Corbyn writes to May about man’s £54,000 NHS cancer bill

Jeremy Corbyn has written to Theresa May about Londoner Albert Thompson’s £54,000 bill for cancer treatment, saying the government risks allowing a patient to die because of difficulties proving immigration status.

Thompson, 63, who has lived continuously in the UK for 44 years since arriving from Jamaica as a teenager in 1973, is not receiving the radiotherapy he needs for prostate cancer because the London hospital where he was due to start treatment last November told him he needed to provide proof of residency or pay upfront for his care.

He was unable to supply officials with required documents, so he was told he needed to find £54,000. Thompson, who has asked for his real name not to be used, is increasingly worried about the potential impact on his health of the delay of more than four months. The Labour leader called on ministers to “intervene immediately in his case to ensure that this man gets access to the care that he needs”.

Corbyn said Thompson’s situation was not unique and he was dealing with a similar case in his constituency, which he had also raised with the Home Office. He said the cases were a direct result of new regulations introduced last October requiring hospital departments and community health services to check every patient’s paperwork, including passports and proof of address, and charge upfront for their healthcare if they did not have documentary proof of eligibility.

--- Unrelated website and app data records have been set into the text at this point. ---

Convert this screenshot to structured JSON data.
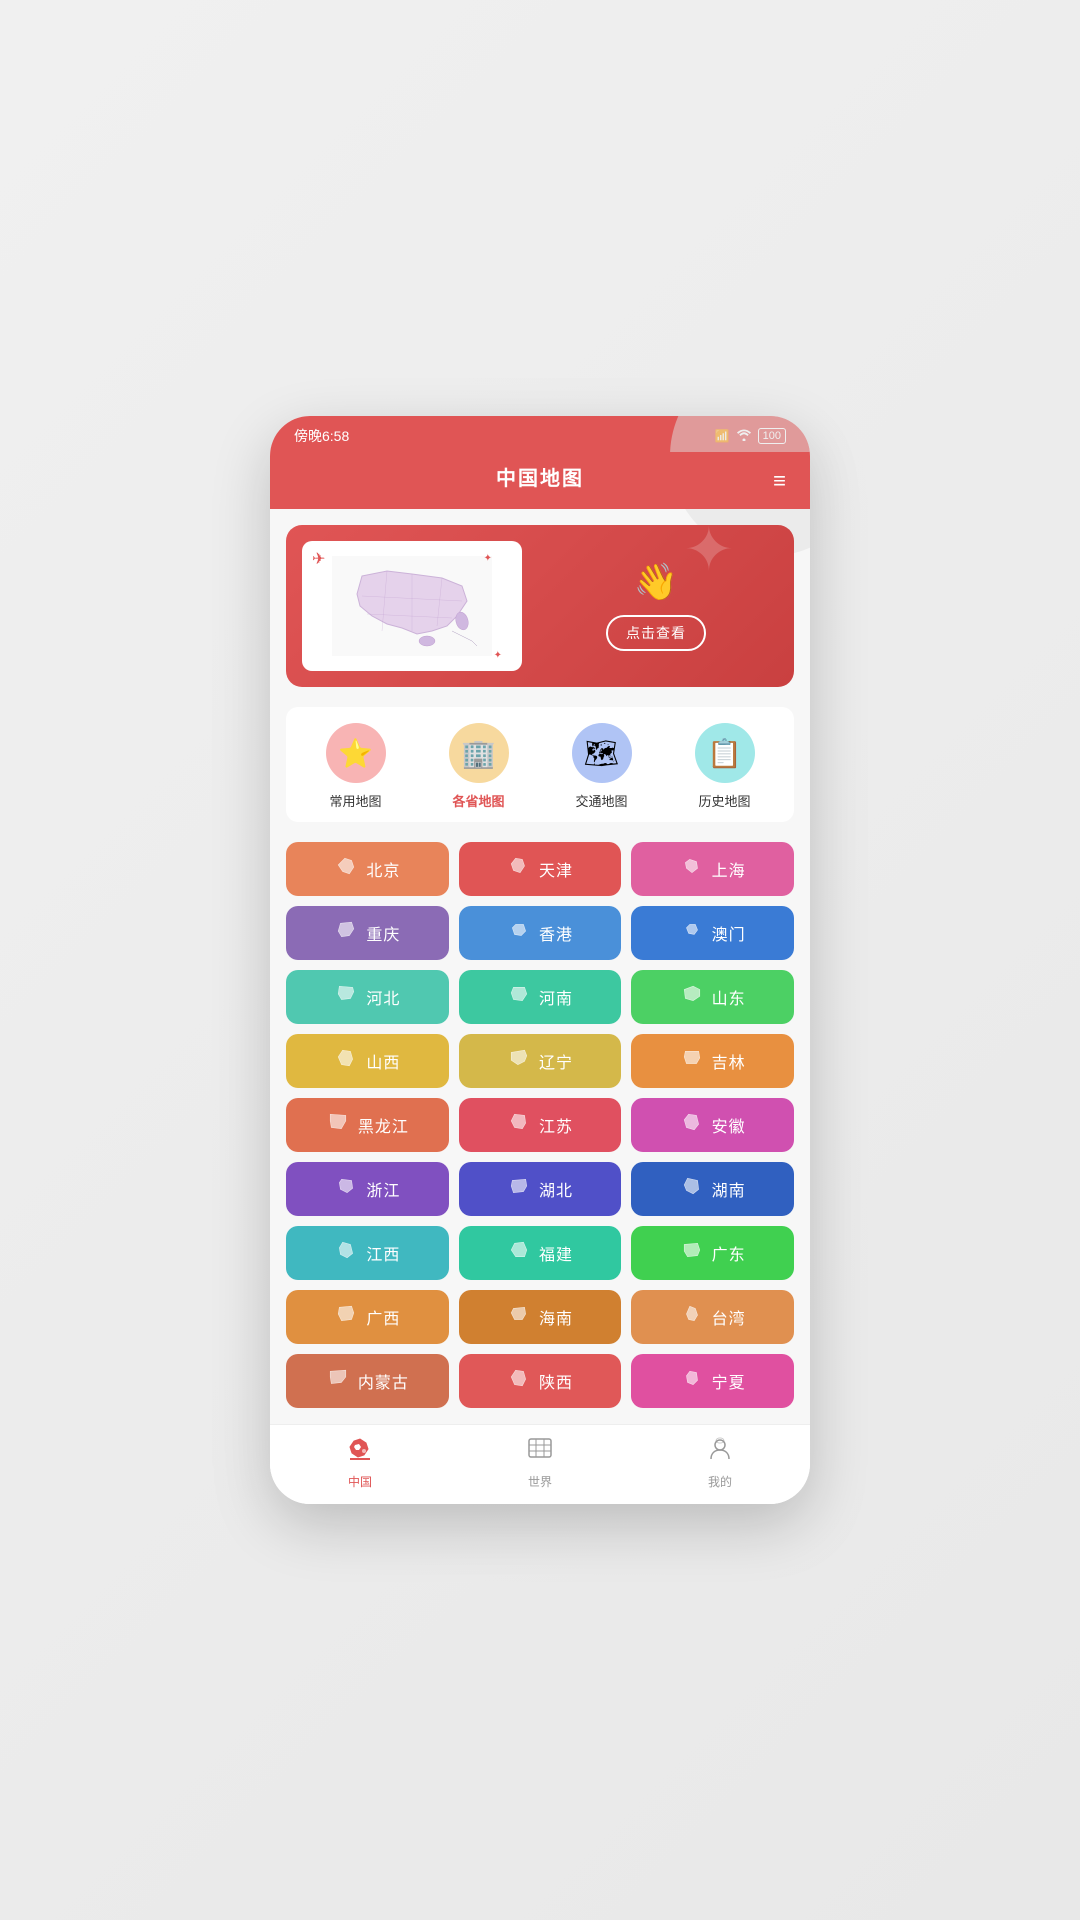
{
  "status_bar": {
    "time": "傍晚6:58",
    "signal": "▌▌▌",
    "wifi": "WiFi",
    "battery": "100"
  },
  "header": {
    "title": "中国地图",
    "menu_label": "≡"
  },
  "banner": {
    "click_label": "点击查看"
  },
  "categories": [
    {
      "id": "cat-common",
      "label": "常用地图",
      "icon": "⭐",
      "bg": "#f8b4b4",
      "active": false
    },
    {
      "id": "cat-province",
      "label": "各省地图",
      "icon": "🏙",
      "bg": "#f7d99e",
      "active": true
    },
    {
      "id": "cat-traffic",
      "label": "交通地图",
      "icon": "🗺",
      "bg": "#b0c4f5",
      "active": false
    },
    {
      "id": "cat-history",
      "label": "历史地图",
      "icon": "📋",
      "bg": "#a0e8e8",
      "active": false
    }
  ],
  "provinces": [
    {
      "name": "北京",
      "bg": "#e8845a"
    },
    {
      "name": "天津",
      "bg": "#e05555"
    },
    {
      "name": "上海",
      "bg": "#e060a0"
    },
    {
      "name": "重庆",
      "bg": "#8b6bb5"
    },
    {
      "name": "香港",
      "bg": "#4a90d9"
    },
    {
      "name": "澳门",
      "bg": "#3a7bd5"
    },
    {
      "name": "河北",
      "bg": "#50c8b0"
    },
    {
      "name": "河南",
      "bg": "#3dc8a0"
    },
    {
      "name": "山东",
      "bg": "#4cd064"
    },
    {
      "name": "山西",
      "bg": "#e0b840"
    },
    {
      "name": "辽宁",
      "bg": "#d4b84a"
    },
    {
      "name": "吉林",
      "bg": "#e89040"
    },
    {
      "name": "黑龙江",
      "bg": "#e07050"
    },
    {
      "name": "江苏",
      "bg": "#e05060"
    },
    {
      "name": "安徽",
      "bg": "#d050b0"
    },
    {
      "name": "浙江",
      "bg": "#8050c0"
    },
    {
      "name": "湖北",
      "bg": "#5050c8"
    },
    {
      "name": "湖南",
      "bg": "#3060c0"
    },
    {
      "name": "江西",
      "bg": "#40b8c0"
    },
    {
      "name": "福建",
      "bg": "#30c8a0"
    },
    {
      "name": "广东",
      "bg": "#40d050"
    },
    {
      "name": "广西",
      "bg": "#e09040"
    },
    {
      "name": "海南",
      "bg": "#d08030"
    },
    {
      "name": "台湾",
      "bg": "#e09050"
    },
    {
      "name": "内蒙古",
      "bg": "#d07050"
    },
    {
      "name": "陕西",
      "bg": "#e05858"
    },
    {
      "name": "宁夏",
      "bg": "#e050a0"
    }
  ],
  "bottom_nav": [
    {
      "id": "nav-china",
      "label": "中国",
      "icon": "❤",
      "active": true
    },
    {
      "id": "nav-world",
      "label": "世界",
      "icon": "🌍",
      "active": false
    },
    {
      "id": "nav-mine",
      "label": "我的",
      "icon": "👤",
      "active": false
    }
  ]
}
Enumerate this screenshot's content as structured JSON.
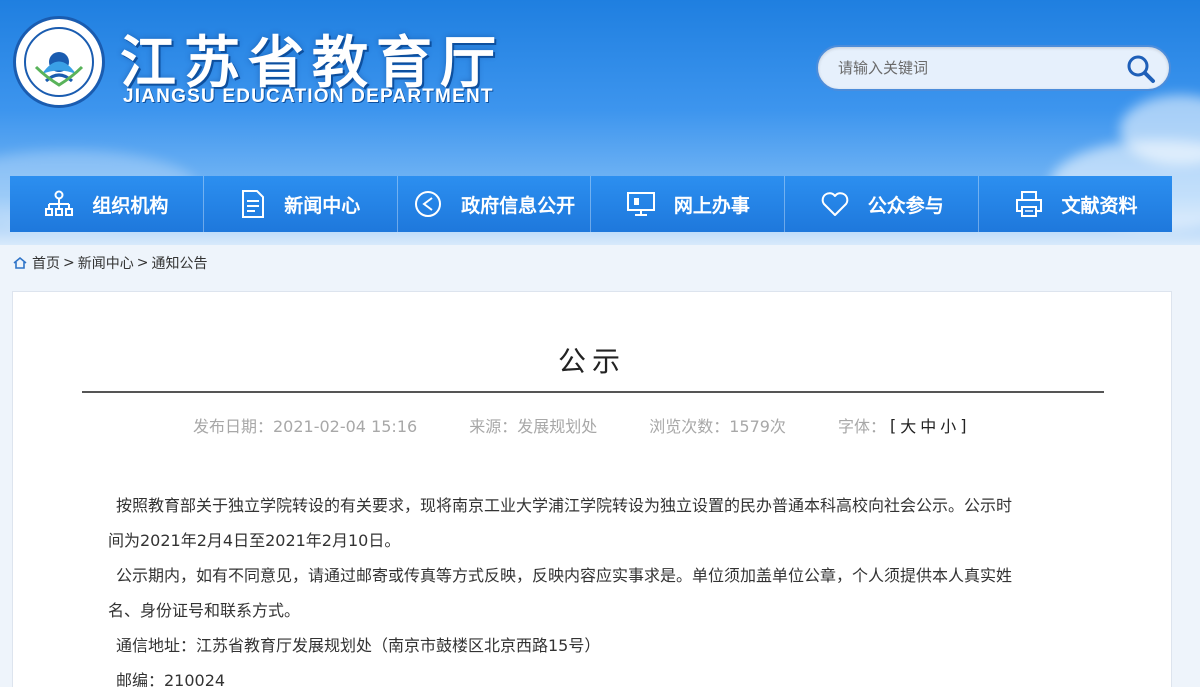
{
  "site": {
    "title_cn": "江苏省教育厅",
    "title_en": "JIANGSU EDUCATION DEPARTMENT"
  },
  "search": {
    "placeholder": "请输入关键词",
    "icon": "search-icon"
  },
  "nav": {
    "items": [
      {
        "label": "组织机构",
        "icon": "org-chart-icon"
      },
      {
        "label": "新闻中心",
        "icon": "document-icon"
      },
      {
        "label": "政府信息公开",
        "icon": "info-share-icon"
      },
      {
        "label": "网上办事",
        "icon": "monitor-icon"
      },
      {
        "label": "公众参与",
        "icon": "heart-icon"
      },
      {
        "label": "文献资料",
        "icon": "printer-icon"
      }
    ]
  },
  "breadcrumb": {
    "home": "首页",
    "sep": ">",
    "level1": "新闻中心",
    "level2": "通知公告"
  },
  "article": {
    "title": "公示",
    "publish_date": "发布日期：2021-02-04 15:16",
    "source": "来源：发展规划处",
    "views": "浏览次数：1579次",
    "font_label": "字体：",
    "font_large": "大",
    "font_medium": "中",
    "font_small": "小",
    "para1_line1": "按照教育部关于独立学院转设的有关要求，现将南京工业大学浦江学院转设为独立设置的民办普通本科高校向社会公示。公示时",
    "para1_line2": "间为2021年2月4日至2021年2月10日。",
    "para2_line1": "公示期内，如有不同意见，请通过邮寄或传真等方式反映，反映内容应实事求是。单位须加盖单位公章，个人须提供本人真实姓",
    "para2_line2": "名、身份证号和联系方式。",
    "address": "通信地址：江苏省教育厅发展规划处（南京市鼓楼区北京西路15号）",
    "postcode": "邮编：210024"
  }
}
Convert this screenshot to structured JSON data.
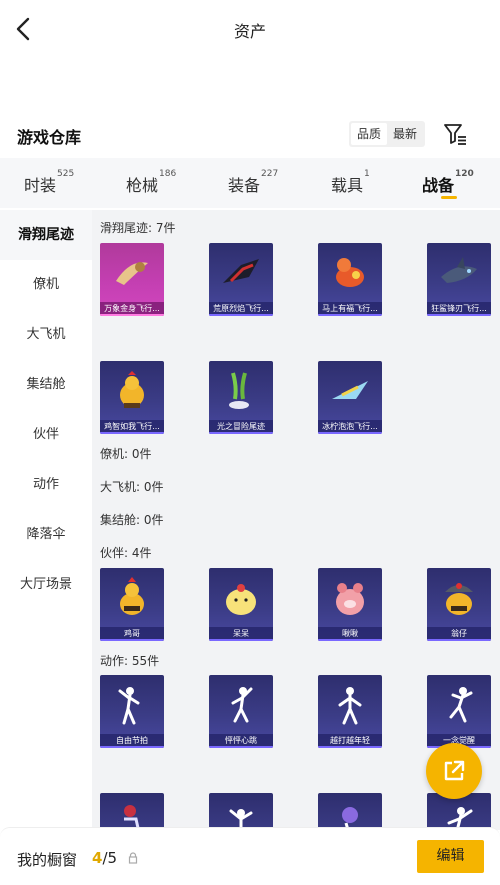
{
  "header": {
    "title": "资产"
  },
  "section": {
    "title": "游戏仓库",
    "sort_quality": "品质",
    "sort_latest": "最新"
  },
  "tabs": [
    {
      "label": "时装",
      "count": "525"
    },
    {
      "label": "枪械",
      "count": "186"
    },
    {
      "label": "装备",
      "count": "227"
    },
    {
      "label": "载具",
      "count": "1"
    },
    {
      "label": "战备",
      "count": "120"
    }
  ],
  "sidebar": {
    "items": [
      "滑翔尾迹",
      "僚机",
      "大飞机",
      "集结舱",
      "伙伴",
      "动作",
      "降落伞",
      "大厅场景"
    ]
  },
  "groups": {
    "trail": {
      "label": "滑翔尾迹: 7件",
      "items": [
        "万象金身飞行...",
        "荒原烈焰飞行...",
        "马上有福飞行...",
        "狂鲨锋刃飞行...",
        "鸡智如我飞行...",
        "光之冒险尾迹",
        "冰柠泡泡飞行..."
      ]
    },
    "wingman": {
      "label": "僚机: 0件"
    },
    "plane": {
      "label": "大飞机: 0件"
    },
    "capsule": {
      "label": "集结舱: 0件"
    },
    "partner": {
      "label": "伙伴: 4件",
      "items": [
        "鸡哥",
        "呆呆",
        "啾啾",
        "翁仔"
      ]
    },
    "emote": {
      "label": "动作: 55件",
      "items": [
        "自由节拍",
        "怦怦心跳",
        "越打越年轻",
        "一念觉醒"
      ]
    }
  },
  "bottom": {
    "title": "我的橱窗",
    "current": "4",
    "separator": "/",
    "total": "5",
    "edit_label": "编辑"
  },
  "colors": {
    "accent": "#f5b400",
    "card": "#3b3c86",
    "card_rare": "#c43fb2"
  }
}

The case raised the prospect that many undocumented British citizens were being denied free NHS treatment, and that the principle of the universal NHS, free at the point of need, was being eroded, he wrote.

“Every patient, including British citizens, can be asked about their residency status and made to prove they are entitled to free NHS care,” he said. He quoted concerns raised by the shadow spokesperson for health and social care, Philip Hunt, who said in the Lords last year that, as a result of the new regulations, “many people who legitimately live here and have every right to NHS treatment are going to be challenged by the NHS”.

Thompson, who worked as a mechanic before he became ill, has never applied for a British passport because he had no need to, but the Jamaican passport he arrived with was lost many years ago. In the tightened hostile immigration environment, launched by Theresa May in 2013, he has struggled to prove his eligibility for housing support and free healthcare.

A spokesperson for the hospital said Thompson “continues to be treated by his GP as directed by the cancer specialist. His radiotherapy is not urgent. We are very sorry this has caused Mr Thompson distress and uncertainty and are working hard to try to resolve this as quickly as possible.”

Thompson said he had not seen a GP about his prostate cancer treatment since early last year.

Doctors have expressed confusion at the decision to classify the radiotherapy as non-urgent. Joe Rylands, a spokesperson for Docs Not Cops, a group of healthcare professionals campaigning to protect free access to healthcare for all people, said: “I cannot foresee any circumstances whereby a patient has been deemed to need ‘discretionary’ radiotherapy for prostate cancer. Either they need it by team decision, when it is potentially life-saving, or they don’t. To withdraw it on the basis of nationality appears unethical and incompatible with the principles of the NHS.”

A Downing Street spokesperson said the prime minister had received the letter and would respond in due course. A Department of Health and Social Care spokesperson said: “Our guidance makes clear that urgent and immediately necessary care should never be withheld or delayed.”